Everynight Charley

Fondude at the Loft / July 9, 2021

On its social media, Fondude describes itself as a bar mitzvah-funk, dessert band. Mostly, that only tells us that the band has a sense of humor. Overall, Fondude has very little else to say on the web. The band seems not to have its own website and its social media says close to nothing about the band history or about the individuals. Several live videos can be found that show the band in various combinations of players, with the core of the band being guitarist Sam Ellner and drummer Jonathan Buchberg.

Except for a brief visit from the saxophonist from the opening band, Dodongo, Fondude performed as a trio at the Loft, with Ellner, Buchberg and a new member, bassist Jordan Mendelson. Fondude’s performance was well-anchored by three equal parts rather than a vocalist/guitarist backed by a rhythm section. As the show progressed, the bassist deepened some dark fuzz on his five-string bass and regularly changed his scales and patterns mid-song. Similarly, the drummer never locked himself into one rhythm, letting innovation and imagination be his guide. In that sense, Fondude proved to be a true jam band, whereby all three musicians led the others at different points of a song.

Because of the manner in which the musicians improvised together, a song would start one way and morph into other songs very easily. Unlike other jam bands that experiment with jazz or jamtronica, Fondude kept the instrumentals rocking. A cover of the James Gang’s “Funk #49” drifted into instrumental jams, then returned as the Velvet Underground’s “Rock and Roll,” which again led to an instrumental jam that became ZZ Top’s “Sharp Dressed Man.”
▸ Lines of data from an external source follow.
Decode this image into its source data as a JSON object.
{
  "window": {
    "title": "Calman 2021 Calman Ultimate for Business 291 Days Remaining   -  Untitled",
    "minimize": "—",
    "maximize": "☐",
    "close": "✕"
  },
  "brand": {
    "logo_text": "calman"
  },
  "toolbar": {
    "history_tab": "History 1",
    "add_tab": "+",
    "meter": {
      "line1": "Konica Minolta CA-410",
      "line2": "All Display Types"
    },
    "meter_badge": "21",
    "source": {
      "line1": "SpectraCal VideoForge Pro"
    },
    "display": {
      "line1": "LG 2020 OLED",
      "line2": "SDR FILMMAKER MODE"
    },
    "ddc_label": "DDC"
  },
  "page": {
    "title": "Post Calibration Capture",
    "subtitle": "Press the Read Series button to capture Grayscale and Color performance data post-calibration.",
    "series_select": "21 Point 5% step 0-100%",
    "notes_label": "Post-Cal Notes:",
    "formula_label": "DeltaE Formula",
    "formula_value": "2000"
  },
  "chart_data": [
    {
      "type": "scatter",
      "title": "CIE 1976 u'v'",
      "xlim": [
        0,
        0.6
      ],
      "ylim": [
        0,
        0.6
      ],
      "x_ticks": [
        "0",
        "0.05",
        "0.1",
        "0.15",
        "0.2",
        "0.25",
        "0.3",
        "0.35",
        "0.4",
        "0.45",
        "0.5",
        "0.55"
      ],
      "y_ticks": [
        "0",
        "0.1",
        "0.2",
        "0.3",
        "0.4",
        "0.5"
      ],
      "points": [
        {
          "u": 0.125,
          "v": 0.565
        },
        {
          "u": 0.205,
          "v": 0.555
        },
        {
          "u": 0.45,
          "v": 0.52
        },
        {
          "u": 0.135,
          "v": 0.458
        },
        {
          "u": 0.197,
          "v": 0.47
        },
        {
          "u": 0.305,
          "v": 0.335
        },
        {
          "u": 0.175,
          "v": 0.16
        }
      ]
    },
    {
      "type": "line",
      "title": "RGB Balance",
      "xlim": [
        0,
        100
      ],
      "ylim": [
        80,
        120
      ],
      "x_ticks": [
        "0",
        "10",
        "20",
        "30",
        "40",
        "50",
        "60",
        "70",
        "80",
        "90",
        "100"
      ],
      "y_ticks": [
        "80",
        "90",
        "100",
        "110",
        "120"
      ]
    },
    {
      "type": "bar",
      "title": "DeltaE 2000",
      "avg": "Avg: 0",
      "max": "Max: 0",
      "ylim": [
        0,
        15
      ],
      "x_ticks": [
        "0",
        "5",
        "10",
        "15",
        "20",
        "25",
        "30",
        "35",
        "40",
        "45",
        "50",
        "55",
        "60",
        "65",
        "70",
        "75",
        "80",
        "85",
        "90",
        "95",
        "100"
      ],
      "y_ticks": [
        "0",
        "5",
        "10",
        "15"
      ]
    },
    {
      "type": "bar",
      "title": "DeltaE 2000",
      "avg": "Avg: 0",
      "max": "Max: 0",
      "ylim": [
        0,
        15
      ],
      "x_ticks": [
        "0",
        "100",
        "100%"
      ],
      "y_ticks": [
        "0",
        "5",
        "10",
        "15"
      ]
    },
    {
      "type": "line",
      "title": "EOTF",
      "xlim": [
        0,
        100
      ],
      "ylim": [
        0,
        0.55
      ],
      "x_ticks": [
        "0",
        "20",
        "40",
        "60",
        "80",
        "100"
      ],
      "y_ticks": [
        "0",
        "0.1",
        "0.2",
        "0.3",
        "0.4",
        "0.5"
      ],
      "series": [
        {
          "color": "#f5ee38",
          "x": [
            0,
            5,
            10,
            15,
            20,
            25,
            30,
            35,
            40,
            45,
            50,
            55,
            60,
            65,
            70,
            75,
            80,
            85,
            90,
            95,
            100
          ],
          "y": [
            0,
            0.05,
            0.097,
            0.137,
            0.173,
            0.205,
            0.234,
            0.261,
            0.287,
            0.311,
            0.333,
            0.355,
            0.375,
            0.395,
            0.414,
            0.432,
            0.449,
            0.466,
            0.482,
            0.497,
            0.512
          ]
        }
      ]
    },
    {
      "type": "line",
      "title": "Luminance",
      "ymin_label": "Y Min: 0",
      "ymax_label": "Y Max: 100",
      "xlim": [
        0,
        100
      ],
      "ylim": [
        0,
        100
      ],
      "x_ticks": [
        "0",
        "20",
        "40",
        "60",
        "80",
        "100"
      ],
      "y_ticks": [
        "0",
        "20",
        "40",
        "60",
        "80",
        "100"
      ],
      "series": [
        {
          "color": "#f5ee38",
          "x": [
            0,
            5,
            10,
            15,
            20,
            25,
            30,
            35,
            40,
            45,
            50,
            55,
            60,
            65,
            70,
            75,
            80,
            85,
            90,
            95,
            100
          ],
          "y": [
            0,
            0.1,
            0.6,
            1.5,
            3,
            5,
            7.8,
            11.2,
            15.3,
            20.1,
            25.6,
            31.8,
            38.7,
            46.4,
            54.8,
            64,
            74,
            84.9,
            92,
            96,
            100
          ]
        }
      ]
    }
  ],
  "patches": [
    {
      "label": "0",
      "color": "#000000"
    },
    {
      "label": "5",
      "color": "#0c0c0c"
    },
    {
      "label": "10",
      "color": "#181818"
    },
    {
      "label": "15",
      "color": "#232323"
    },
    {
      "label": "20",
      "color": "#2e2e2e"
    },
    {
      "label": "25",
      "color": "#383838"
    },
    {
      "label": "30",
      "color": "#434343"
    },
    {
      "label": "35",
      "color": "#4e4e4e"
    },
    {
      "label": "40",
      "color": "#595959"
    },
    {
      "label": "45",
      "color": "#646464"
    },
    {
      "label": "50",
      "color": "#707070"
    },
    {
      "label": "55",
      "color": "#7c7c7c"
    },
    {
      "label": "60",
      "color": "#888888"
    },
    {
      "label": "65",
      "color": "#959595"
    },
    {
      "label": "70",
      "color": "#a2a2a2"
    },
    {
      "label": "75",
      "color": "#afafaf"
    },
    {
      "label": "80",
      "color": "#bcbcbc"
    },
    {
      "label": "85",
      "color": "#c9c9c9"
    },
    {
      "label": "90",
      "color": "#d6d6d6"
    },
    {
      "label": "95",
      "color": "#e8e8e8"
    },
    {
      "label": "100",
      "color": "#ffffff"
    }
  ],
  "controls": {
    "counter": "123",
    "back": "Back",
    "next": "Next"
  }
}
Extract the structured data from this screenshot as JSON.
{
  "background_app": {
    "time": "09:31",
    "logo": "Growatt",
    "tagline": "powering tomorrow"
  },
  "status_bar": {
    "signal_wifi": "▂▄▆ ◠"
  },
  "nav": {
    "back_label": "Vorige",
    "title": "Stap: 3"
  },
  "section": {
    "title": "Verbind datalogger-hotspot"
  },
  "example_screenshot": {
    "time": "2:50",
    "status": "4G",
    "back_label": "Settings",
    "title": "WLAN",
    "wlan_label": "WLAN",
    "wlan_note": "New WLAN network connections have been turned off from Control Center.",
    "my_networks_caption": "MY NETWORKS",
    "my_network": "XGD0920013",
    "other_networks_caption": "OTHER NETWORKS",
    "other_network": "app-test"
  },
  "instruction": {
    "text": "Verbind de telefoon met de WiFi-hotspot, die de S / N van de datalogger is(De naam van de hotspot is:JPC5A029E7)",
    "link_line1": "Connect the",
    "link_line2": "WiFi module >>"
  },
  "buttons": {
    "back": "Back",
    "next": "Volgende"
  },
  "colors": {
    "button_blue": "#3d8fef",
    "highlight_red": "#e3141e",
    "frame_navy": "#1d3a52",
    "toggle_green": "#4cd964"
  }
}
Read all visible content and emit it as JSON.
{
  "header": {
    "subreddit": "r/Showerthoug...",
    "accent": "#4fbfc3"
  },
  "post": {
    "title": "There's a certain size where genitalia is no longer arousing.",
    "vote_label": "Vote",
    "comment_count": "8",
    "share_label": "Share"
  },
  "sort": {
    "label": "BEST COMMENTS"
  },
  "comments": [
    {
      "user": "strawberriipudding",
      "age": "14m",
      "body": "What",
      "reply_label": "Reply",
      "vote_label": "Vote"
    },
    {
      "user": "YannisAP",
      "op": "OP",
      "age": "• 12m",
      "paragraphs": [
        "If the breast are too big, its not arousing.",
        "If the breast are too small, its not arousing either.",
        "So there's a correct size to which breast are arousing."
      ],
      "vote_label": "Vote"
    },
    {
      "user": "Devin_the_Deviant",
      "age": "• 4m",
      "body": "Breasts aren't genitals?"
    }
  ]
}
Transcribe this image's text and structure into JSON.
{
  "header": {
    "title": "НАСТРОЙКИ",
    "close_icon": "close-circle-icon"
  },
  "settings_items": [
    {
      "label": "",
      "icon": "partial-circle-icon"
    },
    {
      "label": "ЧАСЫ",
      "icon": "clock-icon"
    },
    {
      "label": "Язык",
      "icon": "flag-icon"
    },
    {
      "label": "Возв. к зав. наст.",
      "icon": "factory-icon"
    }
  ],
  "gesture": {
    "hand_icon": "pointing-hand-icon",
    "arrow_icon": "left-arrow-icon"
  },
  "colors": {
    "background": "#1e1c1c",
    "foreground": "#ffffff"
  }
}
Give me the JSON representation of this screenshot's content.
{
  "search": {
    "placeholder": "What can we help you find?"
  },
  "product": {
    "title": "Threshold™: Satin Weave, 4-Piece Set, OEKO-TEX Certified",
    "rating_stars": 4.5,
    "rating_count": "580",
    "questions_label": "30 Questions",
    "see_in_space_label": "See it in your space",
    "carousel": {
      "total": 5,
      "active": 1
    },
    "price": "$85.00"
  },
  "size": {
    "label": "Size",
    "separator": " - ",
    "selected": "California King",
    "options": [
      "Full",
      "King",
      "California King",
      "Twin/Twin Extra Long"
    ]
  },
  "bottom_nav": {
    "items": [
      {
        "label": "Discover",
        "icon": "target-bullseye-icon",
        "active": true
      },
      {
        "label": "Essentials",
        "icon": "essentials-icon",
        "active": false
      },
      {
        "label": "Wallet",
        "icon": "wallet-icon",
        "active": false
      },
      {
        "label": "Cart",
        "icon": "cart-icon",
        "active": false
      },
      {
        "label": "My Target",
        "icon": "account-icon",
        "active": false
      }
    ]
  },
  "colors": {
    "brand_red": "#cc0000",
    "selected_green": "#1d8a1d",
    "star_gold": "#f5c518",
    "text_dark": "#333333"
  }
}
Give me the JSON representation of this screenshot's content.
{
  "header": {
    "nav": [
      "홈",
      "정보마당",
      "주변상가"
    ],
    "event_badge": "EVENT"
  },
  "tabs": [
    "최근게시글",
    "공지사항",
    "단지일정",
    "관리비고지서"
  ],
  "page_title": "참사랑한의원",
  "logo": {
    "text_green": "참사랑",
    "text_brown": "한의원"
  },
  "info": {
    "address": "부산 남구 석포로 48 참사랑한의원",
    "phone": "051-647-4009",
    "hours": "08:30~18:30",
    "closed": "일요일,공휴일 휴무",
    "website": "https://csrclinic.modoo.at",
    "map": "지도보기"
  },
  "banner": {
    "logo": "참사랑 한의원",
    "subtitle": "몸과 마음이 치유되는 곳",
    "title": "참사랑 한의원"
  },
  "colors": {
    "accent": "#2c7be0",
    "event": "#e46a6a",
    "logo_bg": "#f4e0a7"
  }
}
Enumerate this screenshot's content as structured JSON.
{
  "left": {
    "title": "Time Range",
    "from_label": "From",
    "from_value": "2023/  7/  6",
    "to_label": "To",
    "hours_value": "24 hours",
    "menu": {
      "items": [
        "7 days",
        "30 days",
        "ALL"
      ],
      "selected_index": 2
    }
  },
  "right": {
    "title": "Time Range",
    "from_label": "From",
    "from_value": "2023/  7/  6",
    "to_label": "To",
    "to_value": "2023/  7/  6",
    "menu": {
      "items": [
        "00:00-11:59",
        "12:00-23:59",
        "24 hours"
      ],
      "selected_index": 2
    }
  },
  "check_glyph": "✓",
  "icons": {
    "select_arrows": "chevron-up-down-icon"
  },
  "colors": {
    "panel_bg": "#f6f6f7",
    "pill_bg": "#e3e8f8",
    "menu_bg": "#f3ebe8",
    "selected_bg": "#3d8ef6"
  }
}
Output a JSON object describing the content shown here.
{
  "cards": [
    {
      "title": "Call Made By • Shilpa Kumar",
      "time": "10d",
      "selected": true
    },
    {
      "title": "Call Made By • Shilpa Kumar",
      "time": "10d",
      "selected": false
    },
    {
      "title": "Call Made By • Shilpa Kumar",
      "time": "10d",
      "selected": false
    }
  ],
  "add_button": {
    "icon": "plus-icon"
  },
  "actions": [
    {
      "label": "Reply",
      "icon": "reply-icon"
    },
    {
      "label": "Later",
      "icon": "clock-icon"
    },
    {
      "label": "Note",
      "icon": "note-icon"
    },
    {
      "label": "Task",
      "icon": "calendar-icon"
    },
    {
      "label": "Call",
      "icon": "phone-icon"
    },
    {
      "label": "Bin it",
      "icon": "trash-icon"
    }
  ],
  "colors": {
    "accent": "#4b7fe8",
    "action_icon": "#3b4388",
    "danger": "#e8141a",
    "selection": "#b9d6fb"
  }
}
Fondude kept the front line of fans dancing, sometimes faster, sometimes slower. Ellner was a moderate vocalist and did not forcibly project his voice over the instrumentation, so the lyrics served mostly as melody lines. Even when he asked the audience to sing along on a song he wrote for his girlfriend, it took a minute to decipher the chorus as “get off Tik-Tok.” Thus, Fondude proved itself as a party band — with a sense of humor.

Photo by Everynight Charley